Required work:
Line by line, output the material without altering anything.
- Opening Delimiter -
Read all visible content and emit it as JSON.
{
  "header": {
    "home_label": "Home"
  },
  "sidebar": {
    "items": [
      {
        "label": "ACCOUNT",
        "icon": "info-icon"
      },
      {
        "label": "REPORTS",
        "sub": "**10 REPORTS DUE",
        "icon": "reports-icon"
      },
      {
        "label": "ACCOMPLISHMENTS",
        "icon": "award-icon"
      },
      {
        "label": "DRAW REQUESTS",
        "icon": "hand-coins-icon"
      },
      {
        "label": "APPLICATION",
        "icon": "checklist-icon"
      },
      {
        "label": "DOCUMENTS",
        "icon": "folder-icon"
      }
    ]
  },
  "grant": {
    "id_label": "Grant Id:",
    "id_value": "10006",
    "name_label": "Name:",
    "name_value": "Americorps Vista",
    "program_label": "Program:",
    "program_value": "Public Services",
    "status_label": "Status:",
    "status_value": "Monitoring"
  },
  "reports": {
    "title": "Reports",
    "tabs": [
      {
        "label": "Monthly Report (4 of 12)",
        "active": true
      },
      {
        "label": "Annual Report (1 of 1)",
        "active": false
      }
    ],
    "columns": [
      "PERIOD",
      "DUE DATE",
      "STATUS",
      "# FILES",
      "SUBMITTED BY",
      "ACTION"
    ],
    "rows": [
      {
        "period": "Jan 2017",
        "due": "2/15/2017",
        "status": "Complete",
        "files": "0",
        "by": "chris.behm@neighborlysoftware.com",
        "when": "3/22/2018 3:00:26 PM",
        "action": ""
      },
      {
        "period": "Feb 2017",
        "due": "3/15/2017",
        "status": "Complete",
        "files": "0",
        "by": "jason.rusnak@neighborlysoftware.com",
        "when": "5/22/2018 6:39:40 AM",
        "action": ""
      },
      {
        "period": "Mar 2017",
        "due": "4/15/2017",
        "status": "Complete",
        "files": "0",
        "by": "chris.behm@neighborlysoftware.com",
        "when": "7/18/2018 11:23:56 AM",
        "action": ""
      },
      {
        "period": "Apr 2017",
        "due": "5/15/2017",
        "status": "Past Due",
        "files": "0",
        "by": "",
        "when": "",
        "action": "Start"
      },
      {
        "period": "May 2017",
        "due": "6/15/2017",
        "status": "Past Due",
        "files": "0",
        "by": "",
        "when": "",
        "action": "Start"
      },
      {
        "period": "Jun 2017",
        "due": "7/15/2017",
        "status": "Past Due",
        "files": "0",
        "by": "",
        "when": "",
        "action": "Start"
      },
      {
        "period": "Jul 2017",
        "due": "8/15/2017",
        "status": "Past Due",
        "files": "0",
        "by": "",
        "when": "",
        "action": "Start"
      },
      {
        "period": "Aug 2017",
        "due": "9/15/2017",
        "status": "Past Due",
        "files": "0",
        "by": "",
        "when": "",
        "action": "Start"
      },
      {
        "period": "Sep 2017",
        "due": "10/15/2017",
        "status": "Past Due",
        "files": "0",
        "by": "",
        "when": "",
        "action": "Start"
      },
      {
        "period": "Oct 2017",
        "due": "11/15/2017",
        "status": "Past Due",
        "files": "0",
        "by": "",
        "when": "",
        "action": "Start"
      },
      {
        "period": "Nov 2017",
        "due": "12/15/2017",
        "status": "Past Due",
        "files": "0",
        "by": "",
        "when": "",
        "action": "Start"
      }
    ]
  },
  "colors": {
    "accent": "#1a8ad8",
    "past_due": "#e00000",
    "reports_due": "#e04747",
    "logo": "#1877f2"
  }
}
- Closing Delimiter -
Solution to the exercise:
Read all visible content and emit it as JSON.
{
  "header": {
    "home_label": "Home"
  },
  "sidebar": {
    "items": [
      {
        "label": "ACCOUNT",
        "icon": "info-icon"
      },
      {
        "label": "REPORTS",
        "sub": "**10 REPORTS DUE",
        "icon": "reports-icon"
      },
      {
        "label": "ACCOMPLISHMENTS",
        "icon": "award-icon"
      },
      {
        "label": "DRAW REQUESTS",
        "icon": "hand-coins-icon"
      },
      {
        "label": "APPLICATION",
        "icon": "checklist-icon"
      },
      {
        "label": "DOCUMENTS",
        "icon": "folder-icon"
      }
    ]
  },
  "grant": {
    "id_label": "Grant Id:",
    "id_value": "10006",
    "name_label": "Name:",
    "name_value": "Americorps Vista",
    "program_label": "Program:",
    "program_value": "Public Services",
    "status_label": "Status:",
    "status_value": "Monitoring"
  },
  "reports": {
    "title": "Reports",
    "tabs": [
      {
        "label": "Monthly Report (4 of 12)",
        "active": true
      },
      {
        "label": "Annual Report (1 of 1)",
        "active": false
      }
    ],
    "columns": [
      "PERIOD",
      "DUE DATE",
      "STATUS",
      "# FILES",
      "SUBMITTED BY",
      "ACTION"
    ],
    "rows": [
      {
        "period": "Jan 2017",
        "due": "2/15/2017",
        "status": "Complete",
        "files": "0",
        "by": "chris.behm@neighborlysoftware.com",
        "when": "3/22/2018 3:00:26 PM",
        "action": ""
      },
      {
        "period": "Feb 2017",
        "due": "3/15/2017",
        "status": "Complete",
        "files": "0",
        "by": "jason.rusnak@neighborlysoftware.com",
        "when": "5/22/2018 6:39:40 AM",
        "action": ""
      },
      {
        "period": "Mar 2017",
        "due": "4/15/2017",
        "status": "Complete",
        "files": "0",
        "by": "chris.behm@neighborlysoftware.com",
        "when": "7/18/2018 11:23:56 AM",
        "action": ""
      },
      {
        "period": "Apr 2017",
        "due": "5/15/2017",
        "status": "Past Due",
        "files": "0",
        "by": "",
        "when": "",
        "action": "Start"
      },
      {
        "period": "May 2017",
        "due": "6/15/2017",
        "status": "Past Due",
        "files": "0",
        "by": "",
        "when": "",
        "action": "Start"
      },
      {
        "period": "Jun 2017",
        "due": "7/15/2017",
        "status": "Past Due",
        "files": "0",
        "by": "",
        "when": "",
        "action": "Start"
      },
      {
        "period": "Jul 2017",
        "due": "8/15/2017",
        "status": "Past Due",
        "files": "0",
        "by": "",
        "when": "",
        "action": "Start"
      },
      {
        "period": "Aug 2017",
        "due": "9/15/2017",
        "status": "Past Due",
        "files": "0",
        "by": "",
        "when": "",
        "action": "Start"
      },
      {
        "period": "Sep 2017",
        "due": "10/15/2017",
        "status": "Past Due",
        "files": "0",
        "by": "",
        "when": "",
        "action": "Start"
      },
      {
        "period": "Oct 2017",
        "due": "11/15/2017",
        "status": "Past Due",
        "files": "0",
        "by": "",
        "when": "",
        "action": "Start"
      },
      {
        "period": "Nov 2017",
        "due": "12/15/2017",
        "status": "Past Due",
        "files": "0",
        "by": "",
        "when": "",
        "action": "Start"
      }
    ]
  },
  "colors": {
    "accent": "#1a8ad8",
    "past_due": "#e00000",
    "reports_due": "#e04747",
    "logo": "#1877f2"
  }
}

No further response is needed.